Doctors honored for role as mentors

Two teaching physicians and a professor of nursing received this year's awards from the Joy McCann Foundation.

By Myrle Croasdale — Posted June 14, 2004

Print  |   Email  |   Respond  |   Reprints  |   Like Facebook  |   Share Twitter  |   Tweet Linkedin

Kara Levri, MD, MPH, is finishing a two-year fellowship in academic family medicine and is looking for a job in the National Health Service Corps. She wouldn't have known about the corps if not for her mentor, Jeannette South-Paul, MD, chair of family medicine at the University of Pittsburgh Medical Center.

Dr. South-Paul is an outstanding mentor, said the Joy McCann Foundation, which awarded her $150,000. Also recognized with $150,000 awards were Kathleen Foley, MD, professor of neurology, neuroscience and clinical pharmacology at Weill Medical College of Cornell University in New York City, and Mary Naylor, PhD, RN, director of the Rand/Hartford Center for Interdisciplinary Geriatric Health Care Research and a nursing professor at the University of Pennsylvania School of Nursing.

This is the second year the foundation, a private family philanthropy, has given the awards. Dr. South-Paul created a mentoring program for minority medical students while at the Uniform Services University of the Health Sciences. She continues to mentor family medicine fellows at Pittsburgh.

"I'm a product of 26-plus years of military background," Dr. South-Paul said. "I feel I have a solemn responsibility to contribute to this world. Everybody needs a mentor to be truly successful. Those who truly make a difference have had someone to guide them."

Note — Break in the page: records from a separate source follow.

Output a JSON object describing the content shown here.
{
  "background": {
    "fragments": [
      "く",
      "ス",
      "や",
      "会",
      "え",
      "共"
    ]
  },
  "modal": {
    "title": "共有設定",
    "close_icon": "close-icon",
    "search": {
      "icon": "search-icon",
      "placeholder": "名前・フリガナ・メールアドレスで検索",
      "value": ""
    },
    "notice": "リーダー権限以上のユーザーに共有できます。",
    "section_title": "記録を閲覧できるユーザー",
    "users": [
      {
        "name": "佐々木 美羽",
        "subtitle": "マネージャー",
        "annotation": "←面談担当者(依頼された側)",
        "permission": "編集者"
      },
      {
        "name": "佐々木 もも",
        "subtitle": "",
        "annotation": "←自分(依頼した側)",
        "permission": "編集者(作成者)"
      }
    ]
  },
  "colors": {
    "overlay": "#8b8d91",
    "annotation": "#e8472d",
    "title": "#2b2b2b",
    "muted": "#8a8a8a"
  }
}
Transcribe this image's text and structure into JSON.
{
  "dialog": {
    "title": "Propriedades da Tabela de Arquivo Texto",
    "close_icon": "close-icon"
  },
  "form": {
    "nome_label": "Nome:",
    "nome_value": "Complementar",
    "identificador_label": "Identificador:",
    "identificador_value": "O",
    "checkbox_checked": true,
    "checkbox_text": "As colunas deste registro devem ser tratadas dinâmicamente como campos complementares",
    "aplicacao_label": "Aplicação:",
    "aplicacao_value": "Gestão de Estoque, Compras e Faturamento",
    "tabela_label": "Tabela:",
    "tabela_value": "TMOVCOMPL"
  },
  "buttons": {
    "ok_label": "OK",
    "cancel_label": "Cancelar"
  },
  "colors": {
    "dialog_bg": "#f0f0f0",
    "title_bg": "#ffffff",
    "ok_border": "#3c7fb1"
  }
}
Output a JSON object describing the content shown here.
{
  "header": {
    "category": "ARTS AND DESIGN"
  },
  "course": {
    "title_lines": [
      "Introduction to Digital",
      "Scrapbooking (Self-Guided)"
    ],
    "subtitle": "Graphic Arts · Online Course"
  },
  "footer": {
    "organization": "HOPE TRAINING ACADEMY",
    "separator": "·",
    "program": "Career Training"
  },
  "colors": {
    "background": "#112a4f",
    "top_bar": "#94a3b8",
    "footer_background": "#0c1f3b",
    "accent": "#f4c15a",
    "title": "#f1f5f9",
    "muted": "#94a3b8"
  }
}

Dr. Foley, known for her work in pain management, directs the fellowship training program in palliative care at Cornell.

"Clearly, mentoring is an important part of encouraging people to come into a field," she said. "I've had extraordinary mentoring, people who thought what I did and what I could do was important."

Back to top



Read story

Confronting bias against obese patients

Medical educators are starting to raise awareness about how weight-related stigma can impair patient-physician communication and the treatment of obesity. Read story

Read story


American Medical News is ceasing publication after 55 years of serving physicians by keeping them informed of their rapidly changing profession. Read story

Read story

Policing medical practice employees after work

Doctors can try to regulate staff actions outside the office, but they must watch what they try to stamp out and how they do it. Read story

Read story

Diabetes prevention: Set on a course for lifestyle change

The YMCA's evidence-based program is helping prediabetic patients eat right, get active and lose weight. Read story

Read story

Medicaid's muddled preventive care picture

The health system reform law promises no-cost coverage of a lengthy list of screenings and other prevention services, but some beneficiaries still might miss out. Read story

Read story

How to get tax breaks for your medical practice

Federal, state and local governments offer doctors incentives because practices are recognized as economic engines. But physicians must know how and where to find them. Read story

Read story

Advance pay ACOs: A down payment on Medicare's future

Accountable care organizations that pay doctors up-front bring practice improvements, but it's unclear yet if program actuaries will see a return on investment. Read story

Read story

Physician liability: Your team, your legal risk

When health care team members drop the ball, it's often doctors who end up in court. How can physicians improve such care and avoid risks? Read story

  • Stay informed
  • Twitter
  • Facebook
  • RSS
  • LinkedIn